#### Material provided
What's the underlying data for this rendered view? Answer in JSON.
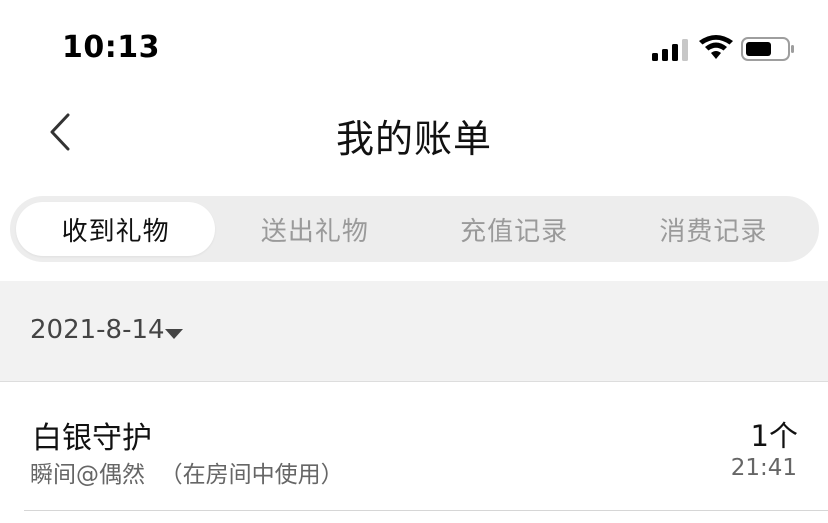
{
  "status_bar": {
    "time": "10:13",
    "icons": [
      "cellular-signal-icon",
      "wifi-icon",
      "battery-icon"
    ]
  },
  "nav": {
    "back_icon": "chevron-left-icon",
    "title": "我的账单"
  },
  "tabs": [
    {
      "label": "收到礼物",
      "active": true
    },
    {
      "label": "送出礼物",
      "active": false
    },
    {
      "label": "充值记录",
      "active": false
    },
    {
      "label": "消费记录",
      "active": false
    }
  ],
  "date_filter": {
    "value": "2021-8-14",
    "icon": "caret-down-icon"
  },
  "records": [
    {
      "name": "白银守护",
      "sender": "瞬间@偶然",
      "note": "（在房间中使用）",
      "count": "1个",
      "time": "21:41"
    }
  ],
  "colors": {
    "tab_track": "#ededed",
    "tab_active_bg": "#ffffff",
    "tab_inactive_text": "#9a9a9a",
    "date_bar_bg": "#f2f2f2"
  }
}
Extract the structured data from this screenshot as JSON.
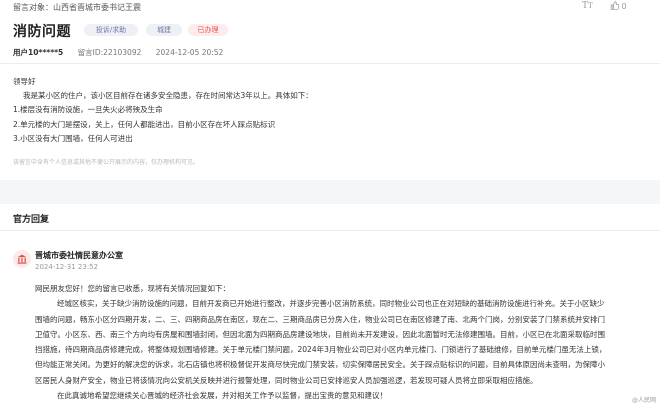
{
  "header": {
    "target_label": "留言对象：",
    "target": "山西省晋城市委书记王震",
    "like_count": "0"
  },
  "post": {
    "title": "消防问题",
    "tags": [
      "投诉/求助",
      "城建",
      "已办理"
    ],
    "user": "用户10*****5",
    "message_id": "留言ID:22103092",
    "datetime": "2024-12-05 20:52",
    "lines": [
      "领导好",
      "我是某小区的住户，该小区目前存在诸多安全隐患，存在时间常达3年以上。具体如下：",
      "1.楼层没有消防设施，一旦失火必将殃及生命",
      "2.单元楼的大门是摆设，关上，任何人都能进出，目前小区存在坏人踩点贴标识",
      "3.小区没有大门围墙，任何人可进出"
    ],
    "disclaimer": "该留言中含有个人信息或其他不便公开展示的内容，仅办理机构可见。"
  },
  "reply": {
    "section_title": "官方回复",
    "org": "晋城市委社情民意办公室",
    "datetime": "2024-12-31 23:52",
    "lines": [
      "网民朋友您好！您的留言已收悉，现将有关情况回复如下：",
      "经城区核实，关于缺少消防设施的问题，目前开发商已开始进行整改，并逐步完善小区消防系统，同时物业公司也正在对短缺的基础消防设施进行补充。关于小区缺少",
      "围墙的问题，畅东小区分四期开发，二、三、四期商品房在南区，现在二、三期商品房已分房入住，物业公司已在南区修建了南、北两个门岗，分别安装了门禁系统并安排门",
      "卫值守。小区东、西、南三个方向均有房屋和围墙封闭，但因北面为四期商品房建设地块，目前尚未开发建设，因此北面暂时无法修建围墙。目前，小区已在北面采取临时围",
      "挡措施，待四期商品房修建完成，将整体规划围墙修建。关于单元楼门禁问题，2024年3月物业公司已对小区内单元楼门、门锁进行了基础维修，目前单元楼门虽无法上锁，",
      "但均能正常关闭。为更好的解决您的诉求，北石店镇也将积极督促开发商尽快完成门禁安装，切实保障居民安全。关于踩点贴标识的问题，目前具体原因尚未查明，为保障小",
      "区居民人身财产安全，物业已将该情况向公安机关反映并进行报警处理，同时物业公司已安排巡安人员加强巡逻，若发现可疑人员将立即采取相应措施。",
      "在此真诚地希望您继续关心晋城的经济社会发展，并对相关工作予以监督，提出宝贵的意见和建议！"
    ]
  },
  "watermark": "@人民网"
}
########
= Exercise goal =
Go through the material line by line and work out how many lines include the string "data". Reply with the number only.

= Solution for this problem =
2